{\alpha}^i_{n-m} {\alpha}^i_m:-2A{\delta}_n)
$. Here $: \cdot : $ stands for the normal ordering and $A$ is its associated constant.
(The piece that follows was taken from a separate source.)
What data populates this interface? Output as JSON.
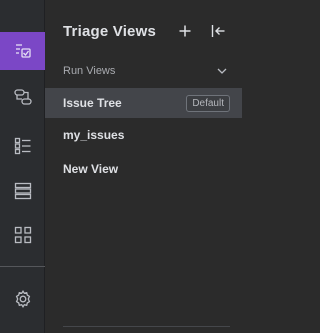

In this gauge the Hamiltonian is given by
H={1\over 2}(P^i)^2+N-A \ {\rm (open \ string),}
\ \ \
H=(P^i)^2+ N_L + N_R-2A \ {\rm (closed \ string)}
\end{displaymath} (8)

where $N$ is the operator number, $N_L = \sum_{m = - \infty}^{\infty} : \alpha_{-m} \alpha_m:$, and $N_R = \sum_{m=- \infty}^{\infty}: \widetilde{\alpha}_{-m} \widetilde{\alpha}_m:.$ The mass-shell condition is given by $ \alpha
' M^2= (N-A)$ (open string) and $\alpha ' M^2=2(N_L + N_R-2A)$ (closed string). For the open string, Lorentz invariance implies that the first excited state is massless and therefore $A=1$. In the light-cone gauge $A$ takes the form $A = - {D-2 \over 2} \sum_{n=1}^{\infty} n$. From the fact $\sum_{n=1}^{\infty}n^{-s}=\zeta(s),$ where $\zeta$ is the Riemann's zeta function (which converges for $s>1$ and has a unique analytic continuation at $s=-1$, where it takes the value $-{1\over 12}$) then $A=-{D-2\over
24}$ and therefore $D=26$. truecm

next up previous
Next: Spectrum of the Bosonic Up: STRINGS, BRANES AND DUALITY1 Previous: Introduction
root 2001-01-15